Though he had lived his entire life to that point in Austria, my grandfather was designated a “stateless’’ person after the Germans absorbed the country in the 1938 Anschluss, making it part of the Fatherland. He was not wanted. He had no home.
He was a Jew.
It seems strange to think, all these years later, as I sit in comfort in the United States, that seven decades ago, people in my family died, and lived, through war, deprivation and hatred.
In many ways, my grandpa shared a common cause with the refugees now flooding out of civil war-wracked Syria, toward uncertain futures and a public that wants nothing to do with them.
He also was not at all like at least some of them.
In a decision that would spook him for the rest of his days, Solomon Staendig was allowed by the Nazis to flee to New York in 1939, and planned to arrange passage for his wife, my grandmother.
He thought that the Nazis were just bent on slaughtering men.
He was wrong.
His daughter, my mother, then 15 years old, boarded a luxury Italian cruise ship that year with other members of her Jewish youth group and sailed to Israel, then known as the British Mandate of Palestine.
She was safe.
My grandmother was murdered in a Nazi concentration camp.
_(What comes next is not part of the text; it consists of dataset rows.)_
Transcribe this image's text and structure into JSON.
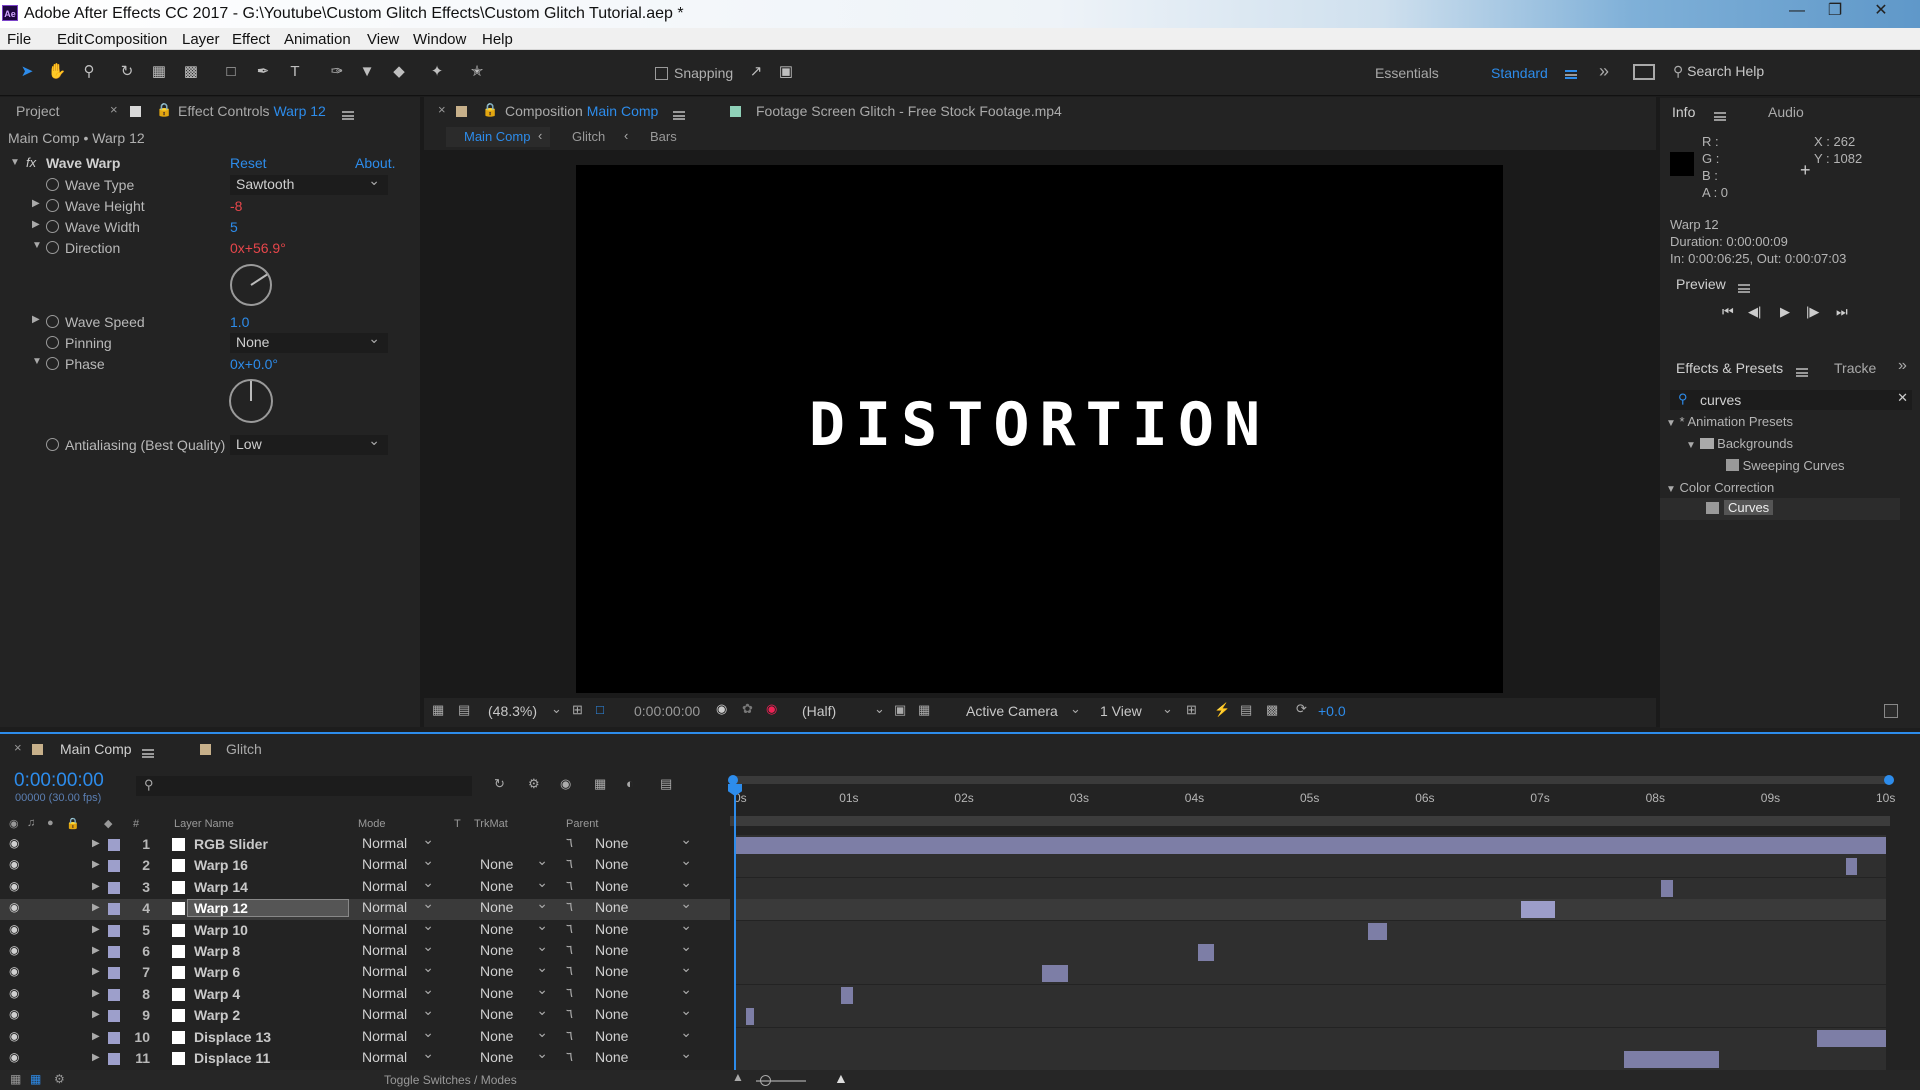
{
  "app": {
    "title": "Adobe After Effects CC 2017 - G:\\Youtube\\Custom Glitch Effects\\Custom Glitch Tutorial.aep *",
    "logo": "Ae"
  },
  "menu": [
    "File",
    "Edit",
    "Composition",
    "Layer",
    "Effect",
    "Animation",
    "View",
    "Window",
    "Help"
  ],
  "toolbar": {
    "snapping_label": "Snapping",
    "workspaces": [
      "Essentials",
      "Standard"
    ],
    "active_workspace": "Standard",
    "search_placeholder": "Search Help"
  },
  "left_panel": {
    "tab_project": "Project",
    "tab_effect_controls": "Effect Controls",
    "tab_effect_layer": "Warp 12",
    "breadcrumb": "Main Comp • Warp 12",
    "effect": {
      "fx": "fx",
      "name": "Wave Warp",
      "reset": "Reset",
      "about": "About."
    },
    "params": [
      {
        "name": "Wave Type",
        "value": "Sawtooth",
        "kind": "dropdown"
      },
      {
        "name": "Wave Height",
        "value": "-8",
        "kind": "red"
      },
      {
        "name": "Wave Width",
        "value": "5",
        "kind": "blue"
      },
      {
        "name": "Direction",
        "value_turns": "0x",
        "value_deg": "+56.9°",
        "kind": "angle"
      },
      {
        "name": "Wave Speed",
        "value": "1.0",
        "kind": "blue"
      },
      {
        "name": "Pinning",
        "value": "None",
        "kind": "dropdown"
      },
      {
        "name": "Phase",
        "value_turns": "0x",
        "value_deg": "+0.0°",
        "kind": "angle"
      },
      {
        "name": "Antialiasing (Best Quality)",
        "value": "Low",
        "kind": "dropdown"
      }
    ],
    "direction_angle_deg": 56.9,
    "phase_angle_deg": 0
  },
  "viewer": {
    "tab_label": "Composition",
    "tab_comp": "Main Comp",
    "footage_tab": "Footage  Screen Glitch - Free Stock Footage.mp4",
    "crumbs": [
      "Main Comp",
      "Glitch",
      "Bars"
    ],
    "canvas_text": "DISTORTION",
    "zoom": "(48.3%)",
    "timecode": "0:00:00:00",
    "resolution": "(Half)",
    "camera": "Active Camera",
    "views": "1 View",
    "exposure": "+0.0"
  },
  "info_panel": {
    "tab_info": "Info",
    "tab_audio": "Audio",
    "r": "R :",
    "g": "G :",
    "b": "B :",
    "a": "A : 0",
    "x": "X : 262",
    "y": "Y : 1082",
    "layer": "Warp 12",
    "duration": "Duration: 0:00:00:09",
    "inout": "In: 0:00:06:25, Out: 0:00:07:03"
  },
  "preview_panel": {
    "title": "Preview"
  },
  "effects_presets": {
    "title": "Effects & Presets",
    "other_tab": "Tracke",
    "search_value": "curves",
    "tree": [
      {
        "label": "* Animation Presets",
        "level": 0,
        "kind": "folder-open"
      },
      {
        "label": "Backgrounds",
        "level": 1,
        "kind": "folder"
      },
      {
        "label": "Sweeping Curves",
        "level": 2,
        "kind": "preset"
      },
      {
        "label": "Color Correction",
        "level": 0,
        "kind": "folder-open"
      },
      {
        "label": "Curves",
        "level": 1,
        "kind": "effect",
        "selected": true
      }
    ]
  },
  "timeline": {
    "tab_main": "Main Comp",
    "tab_glitch": "Glitch",
    "timecode": "0:00:00:00",
    "fps": "00000 (30.00 fps)",
    "columns": {
      "hash": "#",
      "layer_name": "Layer Name",
      "mode": "Mode",
      "t": "T",
      "trkmat": "TrkMat",
      "parent": "Parent"
    },
    "ruler": [
      "0s",
      "01s",
      "02s",
      "03s",
      "04s",
      "05s",
      "06s",
      "07s",
      "08s",
      "09s",
      "10s"
    ],
    "duration_s": 10,
    "footer": "Toggle Switches / Modes",
    "layers": [
      {
        "num": "1",
        "name": "RGB Slider",
        "mode": "Normal",
        "trkmat": "",
        "parent": "None",
        "in_s": 0.0,
        "out_s": 10.0
      },
      {
        "num": "2",
        "name": "Warp 16",
        "mode": "Normal",
        "trkmat": "None",
        "parent": "None",
        "in_s": 9.65,
        "out_s": 9.75
      },
      {
        "num": "3",
        "name": "Warp 14",
        "mode": "Normal",
        "trkmat": "None",
        "parent": "None",
        "in_s": 8.05,
        "out_s": 8.15
      },
      {
        "num": "4",
        "name": "Warp 12",
        "mode": "Normal",
        "trkmat": "None",
        "parent": "None",
        "in_s": 6.83,
        "out_s": 7.13,
        "selected": true
      },
      {
        "num": "5",
        "name": "Warp 10",
        "mode": "Normal",
        "trkmat": "None",
        "parent": "None",
        "in_s": 5.5,
        "out_s": 5.67
      },
      {
        "num": "6",
        "name": "Warp 8",
        "mode": "Normal",
        "trkmat": "None",
        "parent": "None",
        "in_s": 4.03,
        "out_s": 4.17
      },
      {
        "num": "7",
        "name": "Warp 6",
        "mode": "Normal",
        "trkmat": "None",
        "parent": "None",
        "in_s": 2.67,
        "out_s": 2.9
      },
      {
        "num": "8",
        "name": "Warp 4",
        "mode": "Normal",
        "trkmat": "None",
        "parent": "None",
        "in_s": 0.93,
        "out_s": 1.03
      },
      {
        "num": "9",
        "name": "Warp 2",
        "mode": "Normal",
        "trkmat": "None",
        "parent": "None",
        "in_s": 0.1,
        "out_s": 0.17
      },
      {
        "num": "10",
        "name": "Displace 13",
        "mode": "Normal",
        "trkmat": "None",
        "parent": "None",
        "in_s": 9.4,
        "out_s": 10.0
      },
      {
        "num": "11",
        "name": "Displace 11",
        "mode": "Normal",
        "trkmat": "None",
        "parent": "None",
        "in_s": 7.73,
        "out_s": 8.55
      }
    ]
  },
  "colors": {
    "accent": "#2d8ceb",
    "warning": "#e6464b",
    "label_lavender": "#9d9fcb",
    "layer_bar": "#7d7ea6"
  }
}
I don’t have a picture of her.
My mother next saw her father in the early 1950s, when she arrived in America with her new husband, my father. By then, my grandfather had remarried, settled in The Bronx and toiled, not very successfully, as a jeweler and by selling dresses. He died of a heart attack in 1962 at age 65.
President Obama wants the United States to take in 10,000 refugees fleeing Syria’s civil war. But who are these people?
In a gigantic blow to the president’s policies, in a slap at his squeamishness toward fighting terrorism, members of the US House of Representatives rose up and cried, “Hell no!’’
House members — including 47 Democrats — voted overwhelmingly Thursday for self-preservation. They defied Obama’s promise of a veto, and passed a measure that would prevent people from entering the US from Iraq or Syria until the director of national intelligence, as well as the heads of the FBI and Department of Homeland Security, personally sign off on each application for sanctuary.
This after reports that one of the ISIS butchers, who claimed responsibility for last week’s massacre in Paris, entered Europe by posing as a Syrian refugee.
This after a Bloomberg Politics poll revealed that 53 percent of Americans think the door should be slammed on Syrian refugees.
Somehow, I think my grandpa would have agreed.
He came to live in an America in which many Jewish refugees from Adolf Hitler’s Third Reich were denied entry.
But he didn’t get mad. He didn’t yell. He lived quietly, doting on his surviving relatives and friends. He came to love his adopted home, fiercely. I wish I knew him.
I don’t think it’s unreasonable to expect that this great country will only open its doors to people who do the same.